Dataset excerpts:
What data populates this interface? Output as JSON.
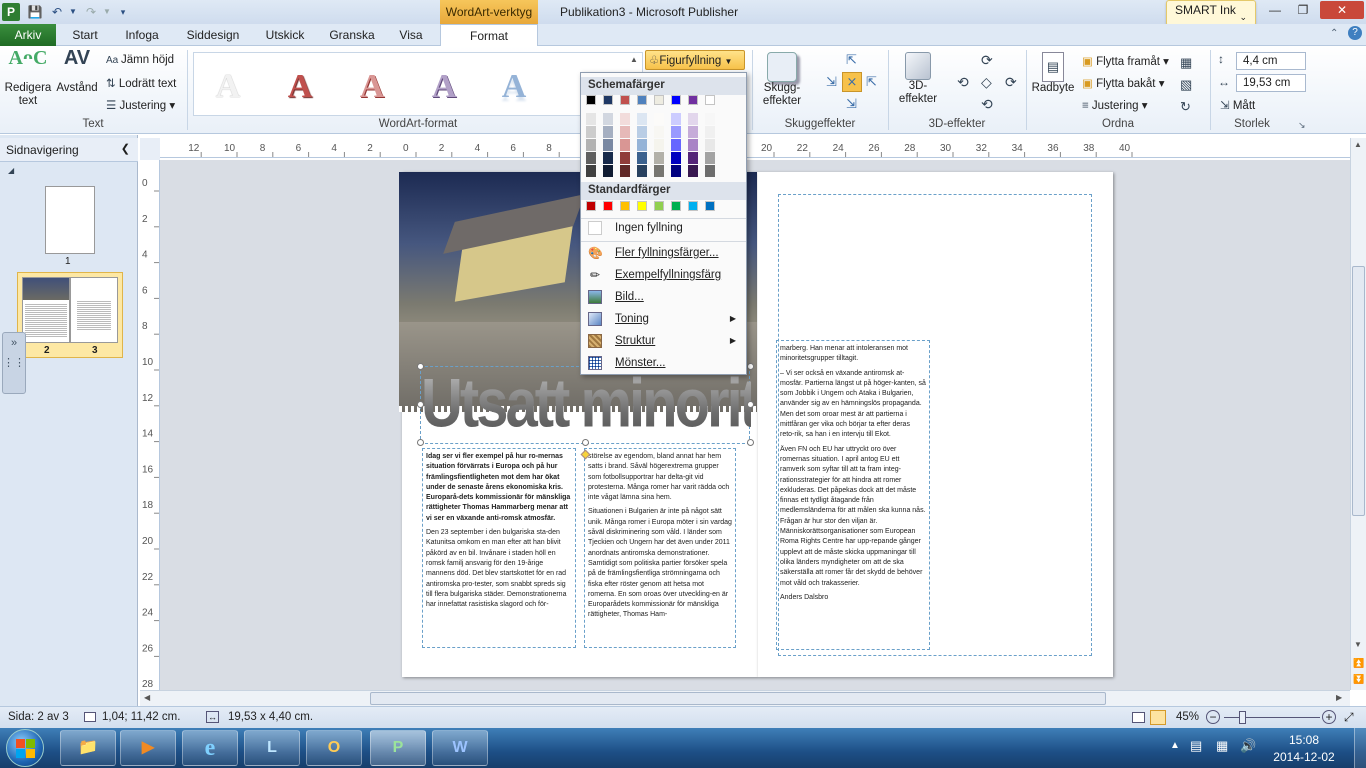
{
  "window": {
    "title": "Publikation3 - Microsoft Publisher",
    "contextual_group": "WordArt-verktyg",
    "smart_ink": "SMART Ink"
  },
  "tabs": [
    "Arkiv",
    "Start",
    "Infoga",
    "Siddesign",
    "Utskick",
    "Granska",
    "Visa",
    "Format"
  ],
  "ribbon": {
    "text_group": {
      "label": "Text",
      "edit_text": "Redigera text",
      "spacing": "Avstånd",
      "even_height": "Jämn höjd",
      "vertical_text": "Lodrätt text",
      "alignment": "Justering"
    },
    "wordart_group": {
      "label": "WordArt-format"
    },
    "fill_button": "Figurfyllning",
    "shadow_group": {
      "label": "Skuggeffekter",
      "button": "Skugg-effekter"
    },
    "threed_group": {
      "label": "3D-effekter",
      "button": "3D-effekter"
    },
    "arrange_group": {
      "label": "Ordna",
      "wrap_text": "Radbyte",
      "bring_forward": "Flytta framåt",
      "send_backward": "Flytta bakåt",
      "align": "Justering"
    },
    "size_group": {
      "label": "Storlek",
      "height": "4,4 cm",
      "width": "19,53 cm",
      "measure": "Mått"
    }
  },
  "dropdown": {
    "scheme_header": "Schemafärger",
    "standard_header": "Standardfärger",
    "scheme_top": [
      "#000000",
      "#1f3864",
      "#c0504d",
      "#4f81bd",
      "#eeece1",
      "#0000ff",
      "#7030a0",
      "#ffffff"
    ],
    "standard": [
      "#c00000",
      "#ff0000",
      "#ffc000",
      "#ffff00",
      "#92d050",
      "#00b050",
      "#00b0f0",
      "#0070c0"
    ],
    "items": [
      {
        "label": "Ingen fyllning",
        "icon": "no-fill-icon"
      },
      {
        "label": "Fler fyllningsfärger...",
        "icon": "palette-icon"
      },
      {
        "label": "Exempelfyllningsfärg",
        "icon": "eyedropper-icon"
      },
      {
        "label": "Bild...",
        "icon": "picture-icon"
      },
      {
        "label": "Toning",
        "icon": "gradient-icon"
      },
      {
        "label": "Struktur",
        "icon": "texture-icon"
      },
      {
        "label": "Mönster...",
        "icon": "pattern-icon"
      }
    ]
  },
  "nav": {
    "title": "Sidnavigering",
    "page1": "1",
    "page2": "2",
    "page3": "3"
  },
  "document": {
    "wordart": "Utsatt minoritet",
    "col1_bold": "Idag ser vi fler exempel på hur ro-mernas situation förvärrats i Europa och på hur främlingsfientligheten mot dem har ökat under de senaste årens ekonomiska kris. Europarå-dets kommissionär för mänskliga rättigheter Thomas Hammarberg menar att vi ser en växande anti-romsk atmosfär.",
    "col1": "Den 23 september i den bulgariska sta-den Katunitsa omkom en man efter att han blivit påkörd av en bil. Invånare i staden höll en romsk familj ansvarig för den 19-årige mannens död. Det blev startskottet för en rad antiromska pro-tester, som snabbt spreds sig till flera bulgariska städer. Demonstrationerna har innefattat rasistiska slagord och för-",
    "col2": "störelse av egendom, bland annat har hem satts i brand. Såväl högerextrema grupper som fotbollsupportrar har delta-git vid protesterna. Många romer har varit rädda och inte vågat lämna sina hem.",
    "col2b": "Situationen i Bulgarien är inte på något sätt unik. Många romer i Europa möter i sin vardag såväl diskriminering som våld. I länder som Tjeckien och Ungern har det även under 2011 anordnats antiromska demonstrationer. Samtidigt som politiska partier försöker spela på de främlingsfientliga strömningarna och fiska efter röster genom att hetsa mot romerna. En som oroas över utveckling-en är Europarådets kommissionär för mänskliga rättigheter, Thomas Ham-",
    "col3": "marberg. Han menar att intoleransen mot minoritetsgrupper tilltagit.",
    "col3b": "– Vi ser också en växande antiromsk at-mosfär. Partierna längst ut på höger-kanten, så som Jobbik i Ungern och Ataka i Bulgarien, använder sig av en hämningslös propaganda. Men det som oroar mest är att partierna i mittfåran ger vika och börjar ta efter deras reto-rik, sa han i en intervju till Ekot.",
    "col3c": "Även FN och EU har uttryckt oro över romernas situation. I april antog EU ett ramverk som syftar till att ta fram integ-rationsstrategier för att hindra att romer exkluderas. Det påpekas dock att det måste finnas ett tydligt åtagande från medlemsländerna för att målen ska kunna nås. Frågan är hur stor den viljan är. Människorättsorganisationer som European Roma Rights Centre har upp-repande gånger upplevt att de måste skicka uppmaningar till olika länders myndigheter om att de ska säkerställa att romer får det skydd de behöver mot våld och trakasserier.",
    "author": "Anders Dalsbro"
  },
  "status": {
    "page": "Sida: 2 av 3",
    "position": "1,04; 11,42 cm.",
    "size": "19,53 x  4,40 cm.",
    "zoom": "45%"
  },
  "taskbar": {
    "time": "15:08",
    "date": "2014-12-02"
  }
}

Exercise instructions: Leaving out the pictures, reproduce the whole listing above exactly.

Exercise result:
What data populates this interface? Output as JSON.
{
  "window": {
    "title": "Publikation3 - Microsoft Publisher",
    "contextual_group": "WordArt-verktyg",
    "smart_ink": "SMART Ink"
  },
  "tabs": [
    "Arkiv",
    "Start",
    "Infoga",
    "Siddesign",
    "Utskick",
    "Granska",
    "Visa",
    "Format"
  ],
  "ribbon": {
    "text_group": {
      "label": "Text",
      "edit_text": "Redigera text",
      "spacing": "Avstånd",
      "even_height": "Jämn höjd",
      "vertical_text": "Lodrätt text",
      "alignment": "Justering"
    },
    "wordart_group": {
      "label": "WordArt-format"
    },
    "fill_button": "Figurfyllning",
    "shadow_group": {
      "label": "Skuggeffekter",
      "button": "Skugg-effekter"
    },
    "threed_group": {
      "label": "3D-effekter",
      "button": "3D-effekter"
    },
    "arrange_group": {
      "label": "Ordna",
      "wrap_text": "Radbyte",
      "bring_forward": "Flytta framåt",
      "send_backward": "Flytta bakåt",
      "align": "Justering"
    },
    "size_group": {
      "label": "Storlek",
      "height": "4,4 cm",
      "width": "19,53 cm",
      "measure": "Mått"
    }
  },
  "dropdown": {
    "scheme_header": "Schemafärger",
    "standard_header": "Standardfärger",
    "scheme_top": [
      "#000000",
      "#1f3864",
      "#c0504d",
      "#4f81bd",
      "#eeece1",
      "#0000ff",
      "#7030a0",
      "#ffffff"
    ],
    "standard": [
      "#c00000",
      "#ff0000",
      "#ffc000",
      "#ffff00",
      "#92d050",
      "#00b050",
      "#00b0f0",
      "#0070c0"
    ],
    "items": [
      {
        "label": "Ingen fyllning",
        "icon": "no-fill-icon"
      },
      {
        "label": "Fler fyllningsfärger...",
        "icon": "palette-icon"
      },
      {
        "label": "Exempelfyllningsfärg",
        "icon": "eyedropper-icon"
      },
      {
        "label": "Bild...",
        "icon": "picture-icon"
      },
      {
        "label": "Toning",
        "icon": "gradient-icon"
      },
      {
        "label": "Struktur",
        "icon": "texture-icon"
      },
      {
        "label": "Mönster...",
        "icon": "pattern-icon"
      }
    ]
  },
  "nav": {
    "title": "Sidnavigering",
    "page1": "1",
    "page2": "2",
    "page3": "3"
  },
  "document": {
    "wordart": "Utsatt minoritet",
    "col1_bold": "Idag ser vi fler exempel på hur ro-mernas situation förvärrats i Europa och på hur främlingsfientligheten mot dem har ökat under de senaste årens ekonomiska kris. Europarå-dets kommissionär för mänskliga rättigheter Thomas Hammarberg menar att vi ser en växande anti-romsk atmosfär.",
    "col1": "Den 23 september i den bulgariska sta-den Katunitsa omkom en man efter att han blivit påkörd av en bil. Invånare i staden höll en romsk familj ansvarig för den 19-årige mannens död. Det blev startskottet för en rad antiromska pro-tester, som snabbt spreds sig till flera bulgariska städer. Demonstrationerna har innefattat rasistiska slagord och för-",
    "col2": "störelse av egendom, bland annat har hem satts i brand. Såväl högerextrema grupper som fotbollsupportrar har delta-git vid protesterna. Många romer har varit rädda och inte vågat lämna sina hem.",
    "col2b": "Situationen i Bulgarien är inte på något sätt unik. Många romer i Europa möter i sin vardag såväl diskriminering som våld. I länder som Tjeckien och Ungern har det även under 2011 anordnats antiromska demonstrationer. Samtidigt som politiska partier försöker spela på de främlingsfientliga strömningarna och fiska efter röster genom att hetsa mot romerna. En som oroas över utveckling-en är Europarådets kommissionär för mänskliga rättigheter, Thomas Ham-",
    "col3": "marberg. Han menar att intoleransen mot minoritetsgrupper tilltagit.",
    "col3b": "– Vi ser också en växande antiromsk at-mosfär. Partierna längst ut på höger-kanten, så som Jobbik i Ungern och Ataka i Bulgarien, använder sig av en hämningslös propaganda. Men det som oroar mest är att partierna i mittfåran ger vika och börjar ta efter deras reto-rik, sa han i en intervju till Ekot.",
    "col3c": "Även FN och EU har uttryckt oro över romernas situation. I april antog EU ett ramverk som syftar till att ta fram integ-rationsstrategier för att hindra att romer exkluderas. Det påpekas dock att det måste finnas ett tydligt åtagande från medlemsländerna för att målen ska kunna nås. Frågan är hur stor den viljan är. Människorättsorganisationer som European Roma Rights Centre har upp-repande gånger upplevt att de måste skicka uppmaningar till olika länders myndigheter om att de ska säkerställa att romer får det skydd de behöver mot våld och trakasserier.",
    "author": "Anders Dalsbro"
  },
  "status": {
    "page": "Sida: 2 av 3",
    "position": "1,04; 11,42 cm.",
    "size": "19,53 x  4,40 cm.",
    "zoom": "45%"
  },
  "taskbar": {
    "time": "15:08",
    "date": "2014-12-02"
  }
}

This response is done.